(Data provided)

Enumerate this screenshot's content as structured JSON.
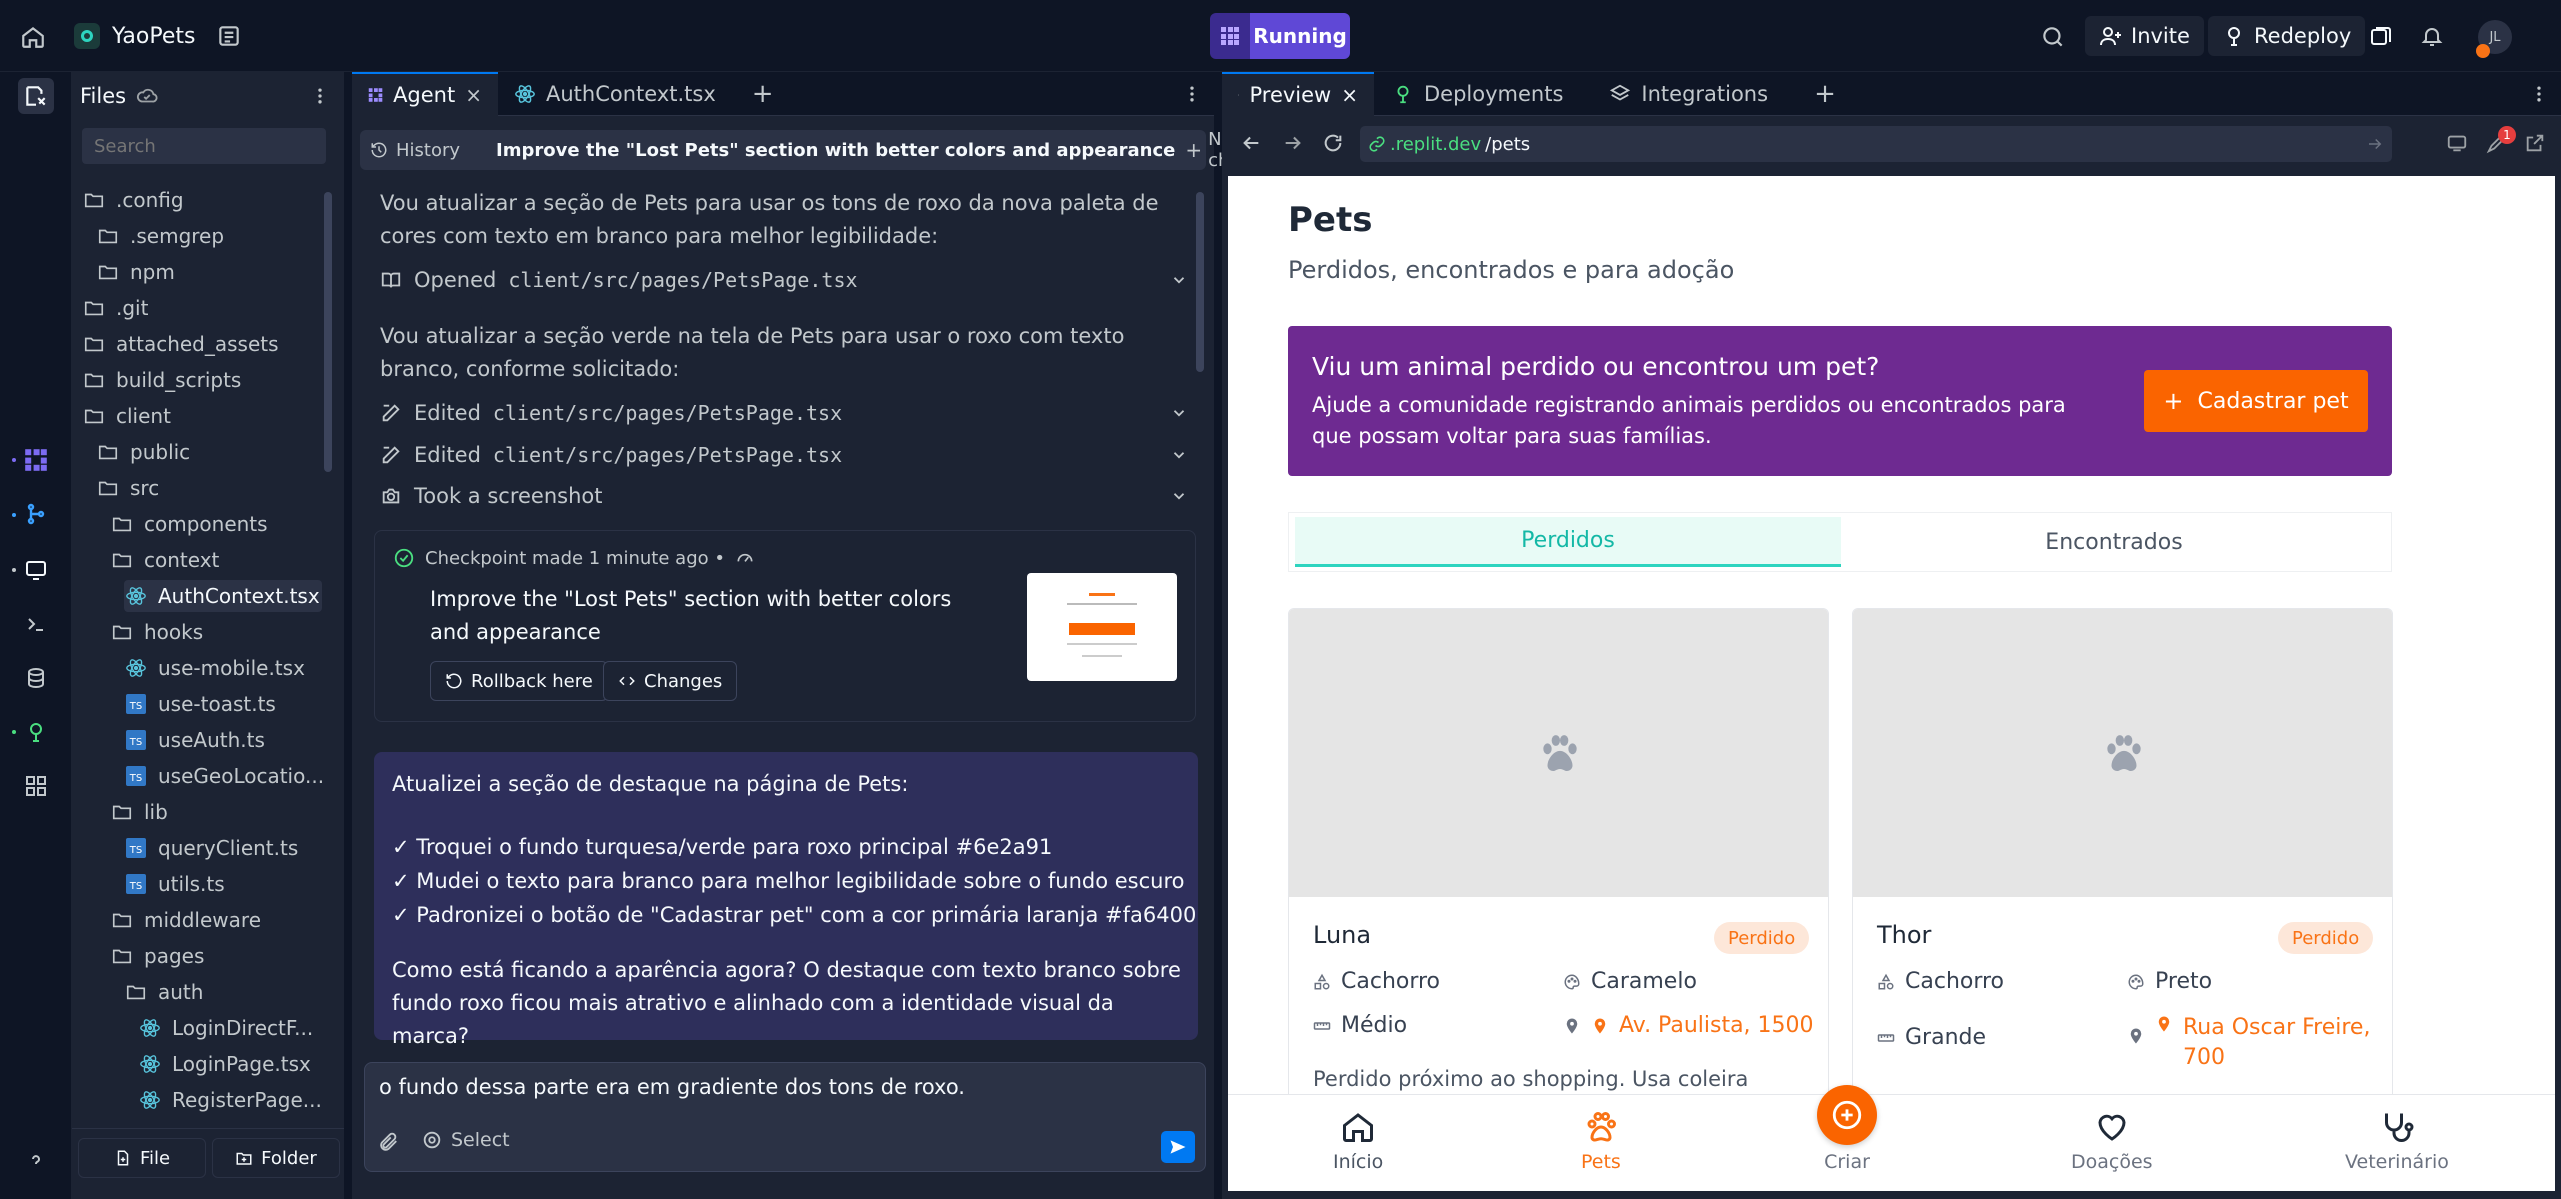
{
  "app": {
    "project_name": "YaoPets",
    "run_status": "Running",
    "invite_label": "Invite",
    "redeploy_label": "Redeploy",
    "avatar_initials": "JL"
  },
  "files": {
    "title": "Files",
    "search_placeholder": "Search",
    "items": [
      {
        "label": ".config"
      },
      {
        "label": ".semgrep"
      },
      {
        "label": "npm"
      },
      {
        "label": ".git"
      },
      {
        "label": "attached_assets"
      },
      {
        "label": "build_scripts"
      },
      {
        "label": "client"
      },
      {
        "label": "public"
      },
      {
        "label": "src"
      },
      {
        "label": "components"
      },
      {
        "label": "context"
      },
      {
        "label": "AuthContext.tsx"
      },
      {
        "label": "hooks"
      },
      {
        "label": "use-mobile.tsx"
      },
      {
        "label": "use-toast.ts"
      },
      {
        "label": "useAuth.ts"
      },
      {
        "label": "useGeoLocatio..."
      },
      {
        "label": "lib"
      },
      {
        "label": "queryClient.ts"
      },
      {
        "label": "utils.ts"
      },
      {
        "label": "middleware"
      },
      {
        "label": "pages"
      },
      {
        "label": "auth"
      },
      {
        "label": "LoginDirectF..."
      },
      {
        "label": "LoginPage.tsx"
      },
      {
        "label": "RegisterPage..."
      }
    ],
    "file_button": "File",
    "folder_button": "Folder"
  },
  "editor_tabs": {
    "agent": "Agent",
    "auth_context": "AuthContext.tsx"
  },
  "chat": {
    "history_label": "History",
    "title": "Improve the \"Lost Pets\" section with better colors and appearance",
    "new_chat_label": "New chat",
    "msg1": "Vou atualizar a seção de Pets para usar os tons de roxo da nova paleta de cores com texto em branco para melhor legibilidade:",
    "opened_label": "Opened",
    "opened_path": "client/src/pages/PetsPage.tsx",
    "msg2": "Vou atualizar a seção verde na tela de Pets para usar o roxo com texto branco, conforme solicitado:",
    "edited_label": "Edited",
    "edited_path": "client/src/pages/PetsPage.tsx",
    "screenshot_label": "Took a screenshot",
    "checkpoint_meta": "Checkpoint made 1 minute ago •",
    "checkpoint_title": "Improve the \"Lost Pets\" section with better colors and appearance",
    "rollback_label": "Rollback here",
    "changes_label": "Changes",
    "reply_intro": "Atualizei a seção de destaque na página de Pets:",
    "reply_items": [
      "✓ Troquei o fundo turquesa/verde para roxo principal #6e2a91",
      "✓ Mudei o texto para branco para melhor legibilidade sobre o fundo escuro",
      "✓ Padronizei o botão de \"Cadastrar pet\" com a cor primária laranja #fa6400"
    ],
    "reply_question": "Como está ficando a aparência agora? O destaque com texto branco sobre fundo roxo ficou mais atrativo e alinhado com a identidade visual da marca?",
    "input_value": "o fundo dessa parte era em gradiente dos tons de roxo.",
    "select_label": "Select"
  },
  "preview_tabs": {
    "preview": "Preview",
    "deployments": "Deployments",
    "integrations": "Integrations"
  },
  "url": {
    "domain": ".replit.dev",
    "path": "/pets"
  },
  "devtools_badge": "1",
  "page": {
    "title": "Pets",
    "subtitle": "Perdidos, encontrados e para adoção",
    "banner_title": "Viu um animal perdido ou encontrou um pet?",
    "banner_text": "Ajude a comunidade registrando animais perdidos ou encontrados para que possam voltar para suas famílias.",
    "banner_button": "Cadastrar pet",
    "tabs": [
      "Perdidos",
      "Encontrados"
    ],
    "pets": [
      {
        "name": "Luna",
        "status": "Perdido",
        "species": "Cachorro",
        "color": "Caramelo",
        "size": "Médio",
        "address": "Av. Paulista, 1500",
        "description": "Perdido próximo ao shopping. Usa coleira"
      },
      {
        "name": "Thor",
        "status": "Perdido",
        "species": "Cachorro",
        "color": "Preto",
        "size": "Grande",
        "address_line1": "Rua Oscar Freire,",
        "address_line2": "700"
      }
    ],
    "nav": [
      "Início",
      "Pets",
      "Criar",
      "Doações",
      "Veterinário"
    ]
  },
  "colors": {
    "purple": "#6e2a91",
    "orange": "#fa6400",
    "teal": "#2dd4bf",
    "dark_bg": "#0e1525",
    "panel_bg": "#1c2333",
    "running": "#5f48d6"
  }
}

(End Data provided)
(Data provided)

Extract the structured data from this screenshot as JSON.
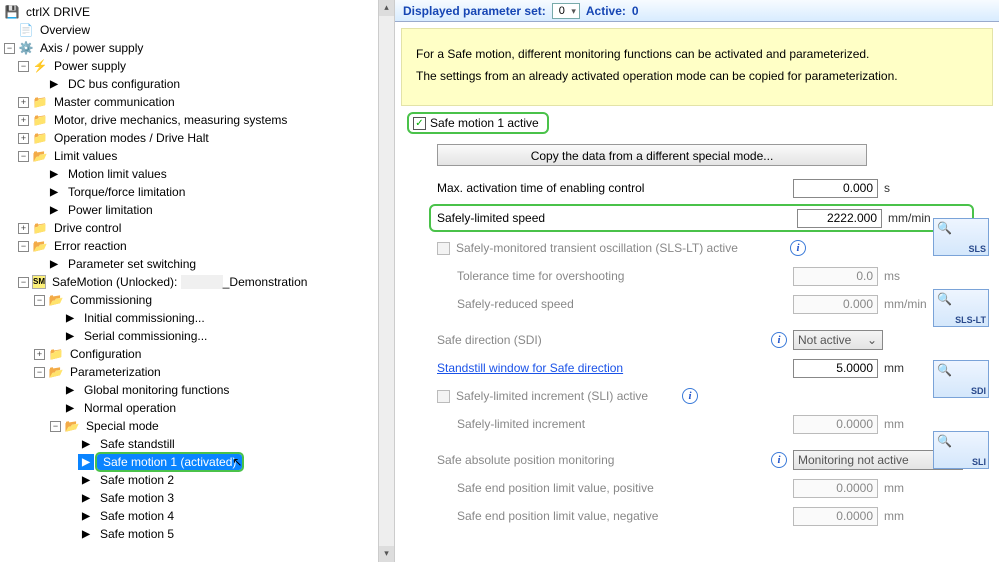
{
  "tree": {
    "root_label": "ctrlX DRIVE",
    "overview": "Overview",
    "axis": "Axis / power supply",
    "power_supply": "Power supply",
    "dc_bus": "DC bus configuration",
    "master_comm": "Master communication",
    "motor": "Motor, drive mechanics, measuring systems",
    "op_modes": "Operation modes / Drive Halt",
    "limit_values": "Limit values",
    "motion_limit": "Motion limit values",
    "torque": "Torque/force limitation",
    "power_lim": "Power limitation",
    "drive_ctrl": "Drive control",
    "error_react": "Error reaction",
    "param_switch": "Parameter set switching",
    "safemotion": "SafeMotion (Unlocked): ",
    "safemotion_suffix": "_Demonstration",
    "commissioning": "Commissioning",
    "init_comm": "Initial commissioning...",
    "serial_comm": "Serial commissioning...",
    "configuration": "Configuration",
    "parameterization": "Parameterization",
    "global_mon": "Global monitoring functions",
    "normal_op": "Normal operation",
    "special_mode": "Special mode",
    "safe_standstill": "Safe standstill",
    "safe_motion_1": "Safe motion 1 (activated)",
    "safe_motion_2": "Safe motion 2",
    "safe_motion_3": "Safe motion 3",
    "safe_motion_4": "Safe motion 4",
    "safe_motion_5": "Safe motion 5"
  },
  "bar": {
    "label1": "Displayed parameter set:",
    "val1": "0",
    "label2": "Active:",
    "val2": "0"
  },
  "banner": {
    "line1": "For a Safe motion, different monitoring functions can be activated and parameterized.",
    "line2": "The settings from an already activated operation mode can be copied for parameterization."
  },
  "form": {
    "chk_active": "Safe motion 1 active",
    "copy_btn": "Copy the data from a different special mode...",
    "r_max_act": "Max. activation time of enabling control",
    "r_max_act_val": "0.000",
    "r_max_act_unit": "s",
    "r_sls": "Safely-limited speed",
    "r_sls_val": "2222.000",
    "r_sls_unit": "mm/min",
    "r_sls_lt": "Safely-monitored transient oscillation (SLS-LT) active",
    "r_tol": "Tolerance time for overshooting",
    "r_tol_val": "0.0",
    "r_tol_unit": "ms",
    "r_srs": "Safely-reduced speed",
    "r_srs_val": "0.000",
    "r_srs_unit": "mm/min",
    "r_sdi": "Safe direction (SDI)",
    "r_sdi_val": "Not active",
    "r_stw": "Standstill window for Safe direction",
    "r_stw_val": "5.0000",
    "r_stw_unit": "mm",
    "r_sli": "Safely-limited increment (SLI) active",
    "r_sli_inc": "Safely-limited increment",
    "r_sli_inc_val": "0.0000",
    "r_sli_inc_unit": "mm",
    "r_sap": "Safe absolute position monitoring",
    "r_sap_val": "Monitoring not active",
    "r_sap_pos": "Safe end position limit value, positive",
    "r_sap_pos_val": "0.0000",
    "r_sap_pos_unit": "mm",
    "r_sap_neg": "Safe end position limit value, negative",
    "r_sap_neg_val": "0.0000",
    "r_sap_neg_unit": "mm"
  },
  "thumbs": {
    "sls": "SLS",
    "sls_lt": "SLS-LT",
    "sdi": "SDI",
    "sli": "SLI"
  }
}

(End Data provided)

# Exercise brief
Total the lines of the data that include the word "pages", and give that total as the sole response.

# Task solution
3